____ Record set
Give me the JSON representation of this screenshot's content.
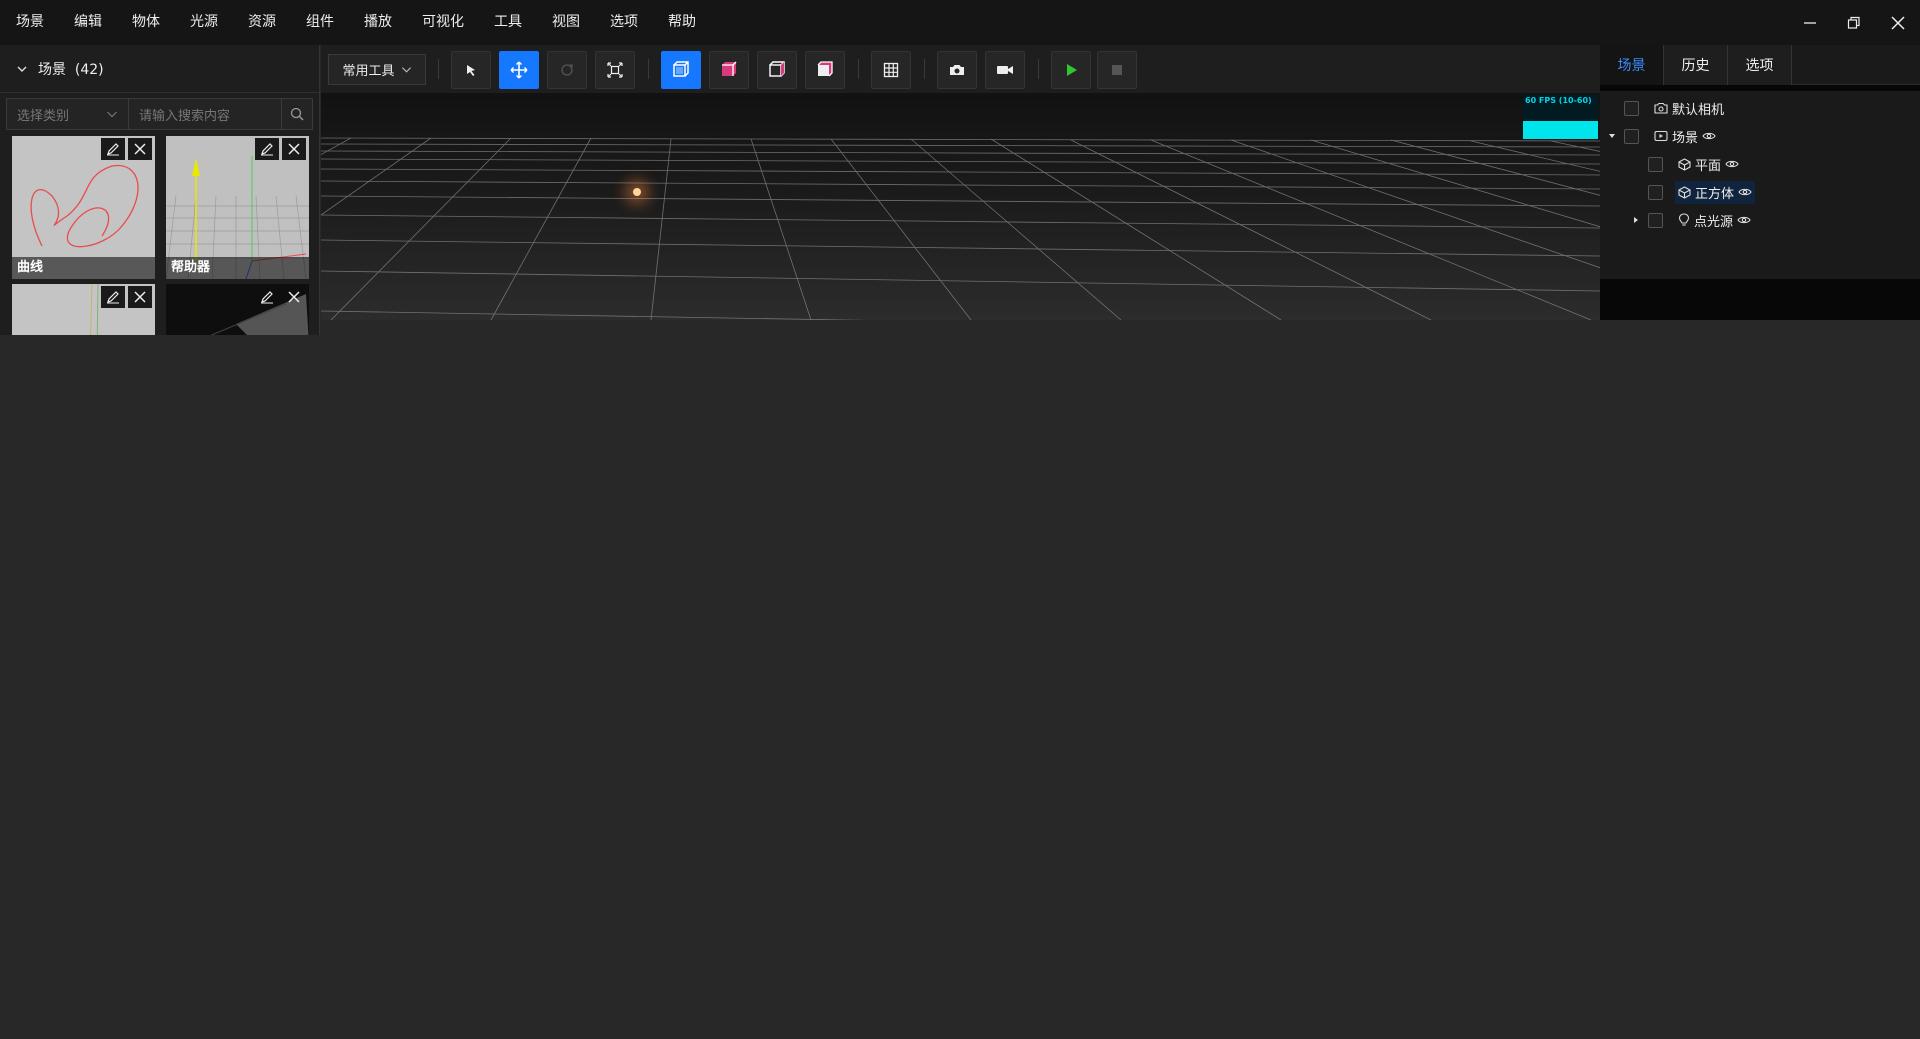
{
  "menu": [
    "场景",
    "编辑",
    "物体",
    "光源",
    "资源",
    "组件",
    "播放",
    "可视化",
    "工具",
    "视图",
    "选项",
    "帮助"
  ],
  "left_panel": {
    "title": "场景  (42)",
    "filter_placeholder": "选择类别",
    "search_placeholder": "请输入搜索内容",
    "cards": [
      {
        "label": "曲线"
      },
      {
        "label": "帮助器"
      },
      {
        "label": ""
      },
      {
        "label": ""
      }
    ]
  },
  "toolbar": {
    "dropdown_label": "常用工具",
    "accent": "#1677ff"
  },
  "viewport": {
    "fps_text": "60 FPS (10-60)",
    "fps_color": "#00e5ec"
  },
  "right_panel": {
    "tabs": [
      "场景",
      "历史",
      "选项"
    ],
    "active_tab": "场景",
    "tree": [
      {
        "label": "默认相机",
        "icon": "camera-icon"
      },
      {
        "label": "场景",
        "icon": "scene-icon"
      },
      {
        "label": "平面",
        "icon": "mesh-icon"
      },
      {
        "label": "正方体",
        "icon": "mesh-icon"
      },
      {
        "label": "点光源",
        "icon": "bulb-icon"
      }
    ]
  }
}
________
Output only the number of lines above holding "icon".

5